And I think that just being allowed to experience that feeling of the empty nest made me sad and lonely. I was really surprised at those feelings, which hit me like a strong gust of wind in the face. So, immediately, I began to thank God that I do have a busy life, with loved ones all around me. And I realize how grateful I should be, that I have strength and health to do the work I have been given to do.
Beyond that, I believe that the Lord was speaking to me about the need to remain filled with the Holy Spirit, with Whom which there is always fellowship and never a need to feel lonely, whatever the circumstances may be. So that the issue becomes one of maintaining that interior silence, in which one receives all kinds of gifts and graces. Being filled with these, we begin to truly perceive what is going on around us, and we gain wisdom and insight. Instead of just reacting to what someone says, one whose interior life is quiet and well-ordered will understand the meaning behind the words, and be able to really respond to the speaker.
In short, I believe silence, both external and internal, makes us sane and centered. It takes us out of the driver seat. When we are silent, we can hear again. When we are silent, we stop competing; we refrain from shooting off that caustic, snappy comeback. We stop feeling the need to defend ourselves. We give the benefit of the doubt. We do not have to prove our points or ourselves. We trust God and His holy angels to intervene on our behalf and learn that blessed grace of acceptance.
"Keep silence before me, O islands; and let the people renew [their] strength: let them come near; then let them speak: let us come near together to judgment." Isaiah 41:1

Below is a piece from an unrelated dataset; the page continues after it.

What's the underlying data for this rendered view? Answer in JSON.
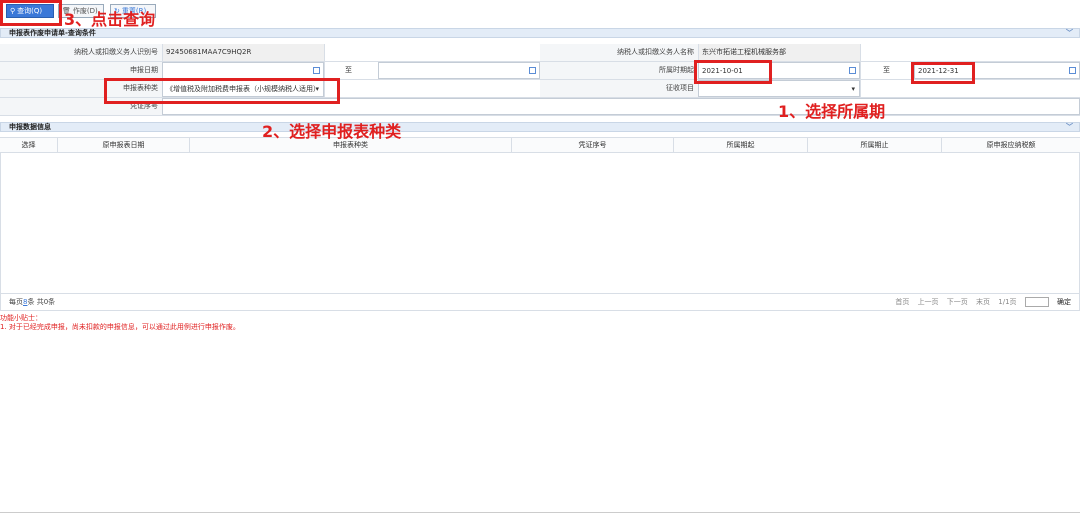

"But the LORD [is] in his holy temple: let all the earth keep silence before him." Habbakkuk 20:20